--- DATA FOR REVIEW ---
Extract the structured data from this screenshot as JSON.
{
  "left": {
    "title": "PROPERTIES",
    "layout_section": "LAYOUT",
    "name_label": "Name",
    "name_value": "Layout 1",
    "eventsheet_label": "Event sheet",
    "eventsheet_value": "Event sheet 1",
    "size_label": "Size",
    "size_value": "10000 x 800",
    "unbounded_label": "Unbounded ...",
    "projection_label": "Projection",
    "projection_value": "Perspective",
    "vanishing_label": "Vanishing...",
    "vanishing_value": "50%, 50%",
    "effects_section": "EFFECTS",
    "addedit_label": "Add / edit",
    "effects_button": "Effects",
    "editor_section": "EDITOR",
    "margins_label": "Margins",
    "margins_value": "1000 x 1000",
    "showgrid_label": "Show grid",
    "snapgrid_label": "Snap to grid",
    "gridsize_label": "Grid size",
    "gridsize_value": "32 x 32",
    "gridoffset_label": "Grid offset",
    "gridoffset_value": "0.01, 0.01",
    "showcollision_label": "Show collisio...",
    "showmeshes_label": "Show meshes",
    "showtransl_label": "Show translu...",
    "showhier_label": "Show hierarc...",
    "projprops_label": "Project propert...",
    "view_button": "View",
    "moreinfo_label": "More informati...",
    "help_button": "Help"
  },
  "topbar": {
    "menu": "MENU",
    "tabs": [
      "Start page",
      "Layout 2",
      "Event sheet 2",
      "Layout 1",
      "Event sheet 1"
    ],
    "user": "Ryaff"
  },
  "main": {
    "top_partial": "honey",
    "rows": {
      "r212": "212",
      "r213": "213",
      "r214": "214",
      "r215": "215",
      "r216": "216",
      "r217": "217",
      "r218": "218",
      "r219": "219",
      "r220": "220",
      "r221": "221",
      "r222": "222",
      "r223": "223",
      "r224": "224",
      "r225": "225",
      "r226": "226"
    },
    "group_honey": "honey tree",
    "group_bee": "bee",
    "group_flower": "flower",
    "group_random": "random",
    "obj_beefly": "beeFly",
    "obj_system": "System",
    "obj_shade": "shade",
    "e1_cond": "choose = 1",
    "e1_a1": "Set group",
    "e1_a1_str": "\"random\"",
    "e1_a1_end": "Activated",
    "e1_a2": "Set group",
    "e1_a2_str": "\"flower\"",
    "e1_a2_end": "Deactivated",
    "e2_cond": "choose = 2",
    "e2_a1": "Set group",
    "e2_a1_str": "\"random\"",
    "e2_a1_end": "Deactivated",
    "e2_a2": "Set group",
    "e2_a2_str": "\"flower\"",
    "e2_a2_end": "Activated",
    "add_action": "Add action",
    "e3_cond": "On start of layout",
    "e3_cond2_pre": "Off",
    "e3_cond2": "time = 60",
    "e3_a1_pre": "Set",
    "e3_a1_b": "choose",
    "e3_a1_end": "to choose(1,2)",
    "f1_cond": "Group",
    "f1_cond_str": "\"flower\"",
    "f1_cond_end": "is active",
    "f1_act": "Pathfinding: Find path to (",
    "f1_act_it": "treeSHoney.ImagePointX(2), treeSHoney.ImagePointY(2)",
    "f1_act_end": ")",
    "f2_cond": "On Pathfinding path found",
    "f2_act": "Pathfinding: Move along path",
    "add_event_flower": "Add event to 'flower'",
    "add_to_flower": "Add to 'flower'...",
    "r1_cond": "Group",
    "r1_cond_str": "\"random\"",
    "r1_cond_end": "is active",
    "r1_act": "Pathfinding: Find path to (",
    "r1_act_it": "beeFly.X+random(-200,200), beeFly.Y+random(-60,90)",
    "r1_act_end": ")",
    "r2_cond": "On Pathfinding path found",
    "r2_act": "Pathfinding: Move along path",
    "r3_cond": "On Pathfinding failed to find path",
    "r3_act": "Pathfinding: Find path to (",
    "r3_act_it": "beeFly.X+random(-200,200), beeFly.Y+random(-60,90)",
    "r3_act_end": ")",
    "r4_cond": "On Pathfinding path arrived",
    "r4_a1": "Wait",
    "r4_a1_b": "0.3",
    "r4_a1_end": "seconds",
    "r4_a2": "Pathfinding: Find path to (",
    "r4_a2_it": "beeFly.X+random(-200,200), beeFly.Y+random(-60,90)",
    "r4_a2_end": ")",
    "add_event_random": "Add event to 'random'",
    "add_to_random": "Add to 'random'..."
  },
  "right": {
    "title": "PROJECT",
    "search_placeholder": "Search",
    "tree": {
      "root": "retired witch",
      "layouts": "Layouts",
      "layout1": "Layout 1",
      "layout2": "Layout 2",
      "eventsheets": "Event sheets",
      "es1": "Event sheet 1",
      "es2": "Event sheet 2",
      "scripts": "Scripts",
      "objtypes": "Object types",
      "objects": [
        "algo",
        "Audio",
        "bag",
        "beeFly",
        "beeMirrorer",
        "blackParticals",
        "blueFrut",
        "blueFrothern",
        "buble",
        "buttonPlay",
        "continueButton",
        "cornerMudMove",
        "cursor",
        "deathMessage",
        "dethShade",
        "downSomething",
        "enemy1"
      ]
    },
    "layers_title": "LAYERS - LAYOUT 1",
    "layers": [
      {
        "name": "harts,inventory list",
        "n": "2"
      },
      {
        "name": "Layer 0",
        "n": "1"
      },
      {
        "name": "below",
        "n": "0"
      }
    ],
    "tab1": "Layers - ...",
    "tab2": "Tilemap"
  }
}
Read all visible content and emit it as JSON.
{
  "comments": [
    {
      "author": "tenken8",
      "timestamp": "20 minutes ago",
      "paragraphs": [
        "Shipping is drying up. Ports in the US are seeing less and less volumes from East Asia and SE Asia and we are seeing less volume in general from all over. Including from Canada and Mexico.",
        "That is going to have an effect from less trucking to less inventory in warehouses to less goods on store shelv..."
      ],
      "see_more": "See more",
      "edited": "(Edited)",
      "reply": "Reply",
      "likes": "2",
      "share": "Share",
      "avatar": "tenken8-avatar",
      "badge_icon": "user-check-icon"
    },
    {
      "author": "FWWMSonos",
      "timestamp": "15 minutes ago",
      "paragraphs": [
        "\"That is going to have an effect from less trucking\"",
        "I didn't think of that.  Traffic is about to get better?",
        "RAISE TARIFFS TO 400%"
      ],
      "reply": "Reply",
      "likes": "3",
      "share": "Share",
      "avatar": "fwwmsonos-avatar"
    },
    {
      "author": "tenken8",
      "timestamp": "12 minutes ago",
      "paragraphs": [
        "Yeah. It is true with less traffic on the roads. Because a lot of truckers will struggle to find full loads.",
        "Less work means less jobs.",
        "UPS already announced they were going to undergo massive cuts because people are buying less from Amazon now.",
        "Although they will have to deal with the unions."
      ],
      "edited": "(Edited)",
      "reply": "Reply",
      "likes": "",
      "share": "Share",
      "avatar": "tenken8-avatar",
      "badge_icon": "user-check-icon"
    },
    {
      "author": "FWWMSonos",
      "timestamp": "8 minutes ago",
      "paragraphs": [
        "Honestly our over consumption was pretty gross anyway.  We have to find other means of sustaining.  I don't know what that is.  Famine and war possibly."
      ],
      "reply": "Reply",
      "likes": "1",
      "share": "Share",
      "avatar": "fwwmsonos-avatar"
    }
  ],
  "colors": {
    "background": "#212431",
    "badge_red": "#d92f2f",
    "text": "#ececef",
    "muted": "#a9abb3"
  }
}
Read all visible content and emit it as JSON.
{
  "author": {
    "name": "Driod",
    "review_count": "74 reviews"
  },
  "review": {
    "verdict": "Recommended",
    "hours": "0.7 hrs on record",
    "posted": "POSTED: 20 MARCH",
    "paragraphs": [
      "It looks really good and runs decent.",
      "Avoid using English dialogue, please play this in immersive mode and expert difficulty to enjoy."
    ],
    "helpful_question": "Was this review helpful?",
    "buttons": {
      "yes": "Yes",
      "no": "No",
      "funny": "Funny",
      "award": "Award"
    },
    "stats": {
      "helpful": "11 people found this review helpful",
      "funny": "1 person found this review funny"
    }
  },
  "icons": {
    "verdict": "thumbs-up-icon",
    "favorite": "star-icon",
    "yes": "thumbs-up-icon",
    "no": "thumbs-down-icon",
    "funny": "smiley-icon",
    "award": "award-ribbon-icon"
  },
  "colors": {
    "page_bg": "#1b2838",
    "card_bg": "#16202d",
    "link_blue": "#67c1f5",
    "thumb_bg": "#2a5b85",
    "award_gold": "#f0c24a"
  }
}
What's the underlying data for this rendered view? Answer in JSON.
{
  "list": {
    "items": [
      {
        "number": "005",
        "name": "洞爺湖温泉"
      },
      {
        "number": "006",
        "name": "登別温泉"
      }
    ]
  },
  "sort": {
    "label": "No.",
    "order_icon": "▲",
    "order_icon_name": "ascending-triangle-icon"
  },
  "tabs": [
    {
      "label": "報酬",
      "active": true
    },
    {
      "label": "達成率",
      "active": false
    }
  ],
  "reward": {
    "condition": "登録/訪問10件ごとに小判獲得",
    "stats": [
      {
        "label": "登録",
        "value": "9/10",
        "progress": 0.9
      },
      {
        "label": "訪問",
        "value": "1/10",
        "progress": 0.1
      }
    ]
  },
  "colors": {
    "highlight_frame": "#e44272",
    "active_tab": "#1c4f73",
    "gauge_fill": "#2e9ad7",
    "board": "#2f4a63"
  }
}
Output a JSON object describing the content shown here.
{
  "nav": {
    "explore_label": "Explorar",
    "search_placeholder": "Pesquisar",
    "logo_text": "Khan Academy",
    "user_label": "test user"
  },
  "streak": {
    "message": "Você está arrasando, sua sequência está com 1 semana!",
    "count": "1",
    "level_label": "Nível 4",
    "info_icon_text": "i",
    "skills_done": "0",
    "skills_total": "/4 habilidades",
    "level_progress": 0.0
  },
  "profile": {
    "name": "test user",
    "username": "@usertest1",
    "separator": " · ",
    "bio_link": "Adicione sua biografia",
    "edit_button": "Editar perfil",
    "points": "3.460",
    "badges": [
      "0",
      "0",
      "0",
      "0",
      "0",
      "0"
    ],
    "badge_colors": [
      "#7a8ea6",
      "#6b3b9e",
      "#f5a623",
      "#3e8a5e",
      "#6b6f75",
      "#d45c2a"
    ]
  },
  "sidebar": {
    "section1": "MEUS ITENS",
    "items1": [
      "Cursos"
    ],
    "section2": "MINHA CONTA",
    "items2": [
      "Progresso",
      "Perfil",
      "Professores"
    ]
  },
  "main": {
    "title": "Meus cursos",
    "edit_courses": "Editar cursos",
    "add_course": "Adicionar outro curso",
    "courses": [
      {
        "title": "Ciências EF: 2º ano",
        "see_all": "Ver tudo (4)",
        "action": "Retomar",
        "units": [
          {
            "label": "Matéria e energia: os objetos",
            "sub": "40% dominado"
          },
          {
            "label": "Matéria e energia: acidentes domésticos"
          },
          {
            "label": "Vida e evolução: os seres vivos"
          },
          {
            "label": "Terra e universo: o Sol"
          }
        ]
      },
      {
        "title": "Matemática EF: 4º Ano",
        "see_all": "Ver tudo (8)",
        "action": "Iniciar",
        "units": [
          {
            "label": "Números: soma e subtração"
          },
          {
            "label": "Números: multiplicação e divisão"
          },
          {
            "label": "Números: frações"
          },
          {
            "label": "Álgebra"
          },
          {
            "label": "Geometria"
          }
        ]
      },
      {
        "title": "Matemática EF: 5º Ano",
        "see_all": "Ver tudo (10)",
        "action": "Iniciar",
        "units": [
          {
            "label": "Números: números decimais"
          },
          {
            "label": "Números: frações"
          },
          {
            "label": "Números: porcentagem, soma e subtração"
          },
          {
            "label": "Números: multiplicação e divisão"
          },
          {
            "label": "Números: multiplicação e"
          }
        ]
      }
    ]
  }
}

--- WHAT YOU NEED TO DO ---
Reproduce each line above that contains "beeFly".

--- ANSWER ---
    "obj_beefly": "beeFly",
    "r1_act_it": "beeFly.X+random(-200,200), beeFly.Y+random(-60,90)",
    "r3_act_it": "beeFly.X+random(-200,200), beeFly.Y+random(-60,90)",
    "r4_a2_it": "beeFly.X+random(-200,200), beeFly.Y+random(-60,90)",
        "beeFly",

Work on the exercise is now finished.